- How to complete this task
From the line with "Convert this screenshot" through the final line of the entries below, write out each line exactly and nothing else.

(Web page and app entries)
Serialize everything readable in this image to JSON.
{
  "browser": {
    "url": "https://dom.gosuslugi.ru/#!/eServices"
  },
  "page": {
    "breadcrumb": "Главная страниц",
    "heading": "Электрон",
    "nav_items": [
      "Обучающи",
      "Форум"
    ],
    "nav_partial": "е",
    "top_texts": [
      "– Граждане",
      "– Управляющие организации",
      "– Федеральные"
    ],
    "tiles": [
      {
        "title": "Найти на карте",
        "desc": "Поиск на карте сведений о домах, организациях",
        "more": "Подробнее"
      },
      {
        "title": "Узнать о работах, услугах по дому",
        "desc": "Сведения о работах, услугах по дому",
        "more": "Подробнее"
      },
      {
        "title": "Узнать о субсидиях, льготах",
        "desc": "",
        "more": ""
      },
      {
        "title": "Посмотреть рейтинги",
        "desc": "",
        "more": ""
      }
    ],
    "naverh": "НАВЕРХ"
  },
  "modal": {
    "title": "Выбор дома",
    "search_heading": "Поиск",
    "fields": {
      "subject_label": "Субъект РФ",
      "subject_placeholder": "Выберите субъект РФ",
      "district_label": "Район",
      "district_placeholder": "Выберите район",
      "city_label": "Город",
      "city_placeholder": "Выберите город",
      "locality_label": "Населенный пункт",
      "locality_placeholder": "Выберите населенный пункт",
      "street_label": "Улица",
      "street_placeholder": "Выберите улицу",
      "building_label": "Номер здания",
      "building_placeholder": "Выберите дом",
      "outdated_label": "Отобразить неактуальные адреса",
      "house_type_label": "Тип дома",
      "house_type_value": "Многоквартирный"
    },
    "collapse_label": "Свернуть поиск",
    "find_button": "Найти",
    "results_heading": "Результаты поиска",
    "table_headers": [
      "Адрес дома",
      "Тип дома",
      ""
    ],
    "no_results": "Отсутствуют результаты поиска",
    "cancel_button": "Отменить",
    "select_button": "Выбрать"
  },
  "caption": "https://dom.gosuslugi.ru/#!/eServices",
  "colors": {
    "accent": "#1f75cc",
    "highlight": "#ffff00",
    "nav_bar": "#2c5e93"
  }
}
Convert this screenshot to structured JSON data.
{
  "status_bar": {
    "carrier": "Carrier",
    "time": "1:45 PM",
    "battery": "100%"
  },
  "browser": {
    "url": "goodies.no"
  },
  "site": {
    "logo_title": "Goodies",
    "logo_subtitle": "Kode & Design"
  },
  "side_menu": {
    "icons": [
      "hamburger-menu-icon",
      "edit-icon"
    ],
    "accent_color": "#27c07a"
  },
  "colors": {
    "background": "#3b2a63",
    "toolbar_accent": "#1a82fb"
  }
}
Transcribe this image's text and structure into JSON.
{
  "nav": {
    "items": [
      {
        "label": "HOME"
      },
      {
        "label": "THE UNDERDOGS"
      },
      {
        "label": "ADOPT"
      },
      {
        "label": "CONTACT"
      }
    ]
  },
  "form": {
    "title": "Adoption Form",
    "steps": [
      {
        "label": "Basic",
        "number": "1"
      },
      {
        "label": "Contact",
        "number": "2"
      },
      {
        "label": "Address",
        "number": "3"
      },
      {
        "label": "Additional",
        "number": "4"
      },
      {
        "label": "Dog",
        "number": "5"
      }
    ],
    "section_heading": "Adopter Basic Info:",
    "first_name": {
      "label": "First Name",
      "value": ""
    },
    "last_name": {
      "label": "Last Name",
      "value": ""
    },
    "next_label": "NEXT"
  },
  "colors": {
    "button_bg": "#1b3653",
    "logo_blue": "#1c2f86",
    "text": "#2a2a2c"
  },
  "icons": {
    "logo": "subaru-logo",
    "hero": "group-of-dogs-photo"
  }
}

- Expected answer
Convert this screenshot to structured JSON data.
{
  "status_bar": {
    "carrier": "Carrier",
    "time": "1:45 PM",
    "battery": "100%"
  },
  "browser": {
    "url": "goodies.no"
  },
  "site": {
    "logo_title": "Goodies",
    "logo_subtitle": "Kode & Design"
  },
  "side_menu": {
    "icons": [
      "hamburger-menu-icon",
      "edit-icon"
    ],
    "accent_color": "#27c07a"
  },
  "colors": {
    "background": "#3b2a63",
    "toolbar_accent": "#1a82fb"
  }
}
Transcribe this image's text and structure into JSON.
{
  "nav": {
    "items": [
      {
        "label": "HOME"
      },
      {
        "label": "THE UNDERDOGS"
      },
      {
        "label": "ADOPT"
      },
      {
        "label": "CONTACT"
      }
    ]
  },
  "form": {
    "title": "Adoption Form",
    "steps": [
      {
        "label": "Basic",
        "number": "1"
      },
      {
        "label": "Contact",
        "number": "2"
      },
      {
        "label": "Address",
        "number": "3"
      },
      {
        "label": "Additional",
        "number": "4"
      },
      {
        "label": "Dog",
        "number": "5"
      }
    ],
    "section_heading": "Adopter Basic Info:",
    "first_name": {
      "label": "First Name",
      "value": ""
    },
    "last_name": {
      "label": "Last Name",
      "value": ""
    },
    "next_label": "NEXT"
  },
  "colors": {
    "button_bg": "#1b3653",
    "logo_blue": "#1c2f86",
    "text": "#2a2a2c"
  },
  "icons": {
    "logo": "subaru-logo",
    "hero": "group-of-dogs-photo"
  }
}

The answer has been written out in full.